New York has gone beyond this, passing a law to collect sales taxes from Web retailers with no physical presence in the state, affiliates or otherwise. It has been challenged by Amazon and Overstock.com, who contest that it violates previous laws dictating that a company must have a physical presence in the state for the state to collect sales tax from it. In 2009, the New York Supreme Court has ruled against Amazon in this matter; Amazon plans to appeal to ruling (to the Supreme Court, if possible). If the law is not overturned on appeal, it may entice other states to pass similar laws, damaging Amazon's revenue across the country.

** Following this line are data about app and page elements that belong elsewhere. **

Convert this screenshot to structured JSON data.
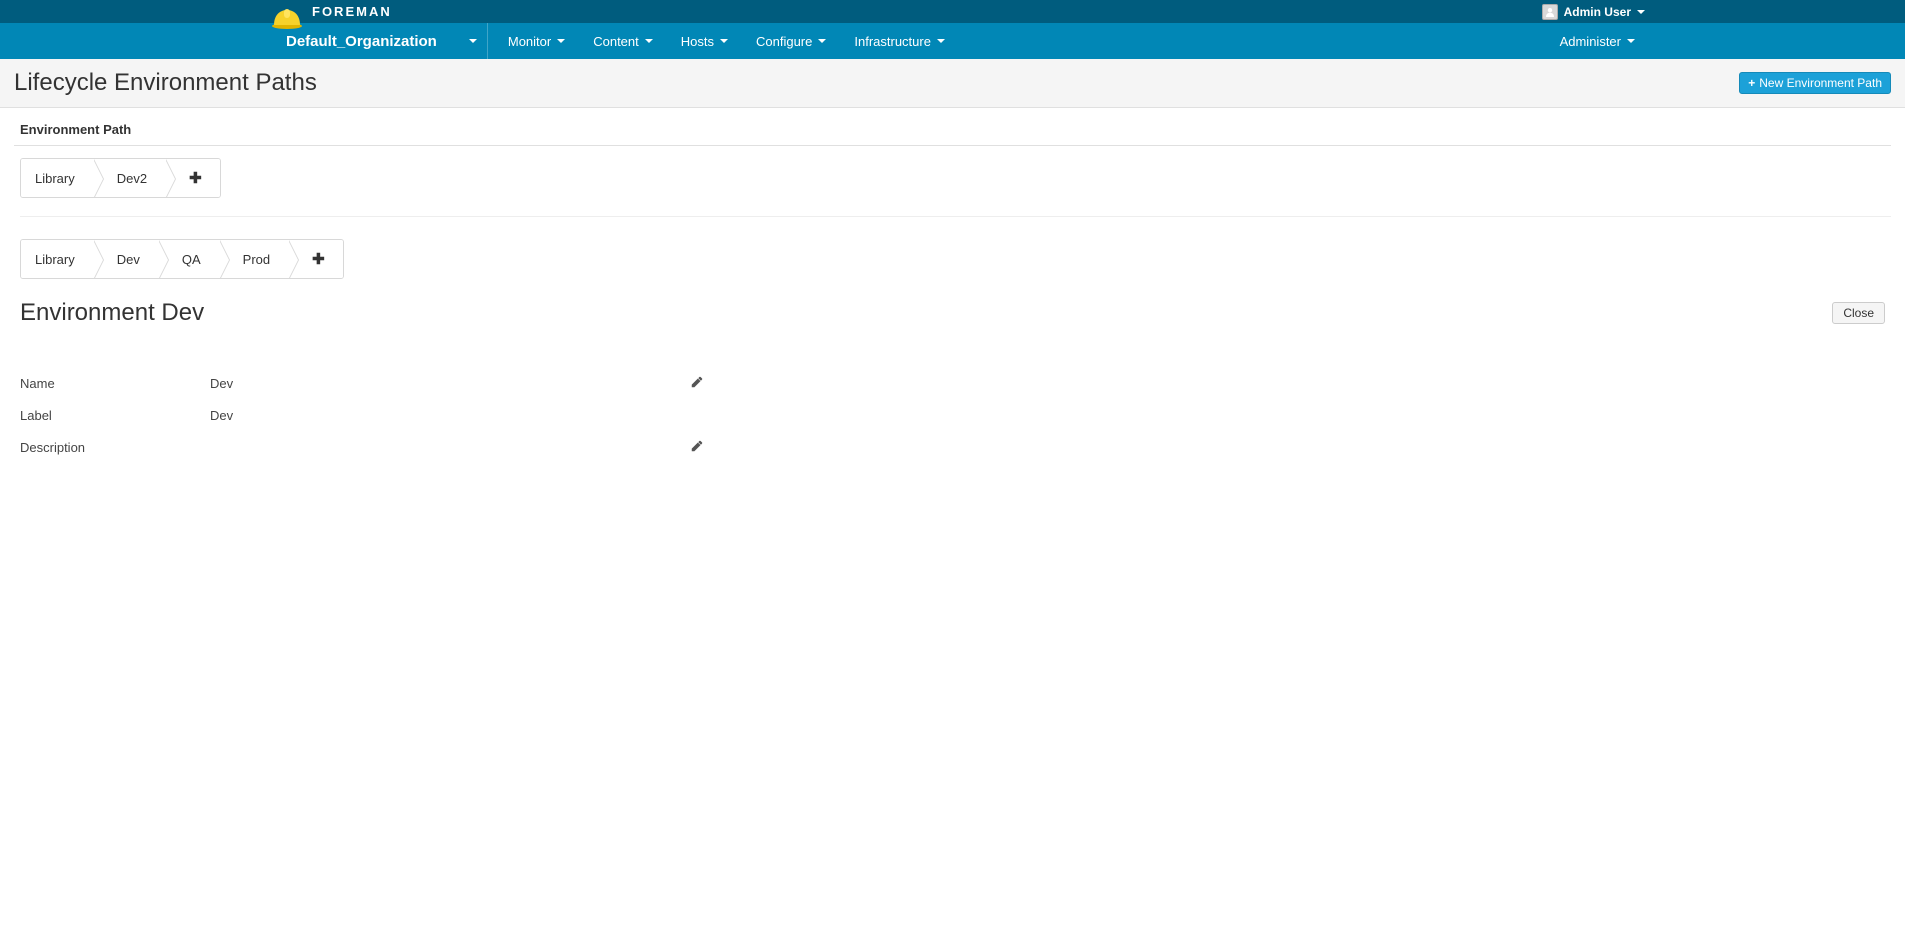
{
  "brand": {
    "name": "FOREMAN"
  },
  "user": {
    "display_name": "Admin User"
  },
  "org": {
    "current": "Default_Organization"
  },
  "nav": {
    "items": [
      "Monitor",
      "Content",
      "Hosts",
      "Configure",
      "Infrastructure"
    ],
    "right": [
      "Administer"
    ]
  },
  "page": {
    "title": "Lifecycle Environment Paths",
    "new_path_button": "New Environment Path"
  },
  "section": {
    "label": "Environment Path"
  },
  "paths": [
    {
      "steps": [
        "Library",
        "Dev2"
      ]
    },
    {
      "steps": [
        "Library",
        "Dev",
        "QA",
        "Prod"
      ]
    }
  ],
  "detail": {
    "title_prefix": "Environment",
    "title_name": "Dev",
    "close_label": "Close",
    "rows": {
      "name": {
        "label": "Name",
        "value": "Dev",
        "editable": true
      },
      "label": {
        "label": "Label",
        "value": "Dev",
        "editable": false
      },
      "description": {
        "label": "Description",
        "value": "",
        "editable": true
      }
    }
  }
}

Amazon's business is dependent upon their technology infrastructure not malfunctioning, causing potentially damaging outages for the website. AMZN has invested heavily in the area of cloud computing, to provide them with flexibility in the management of their infrastructure, even providing a public cloud computing offering, Amazon EC2. However, EC2 experienced extended outages in October 2007 and February 2008, demonstrating growing pains in the discovery of this new technology. On July 19, 2009, AMZN experienced 15 minutes during which customers were unable to access the main page.  While these events by themselves may not have a huge impact on the business, a long-lasting disruption in the website's functionality would be tremendously detrimental in the very competitive online retailer market, and damage their credibility as a provider of cloud computing services.
You keep it up now, udnersatnd? Really good to know.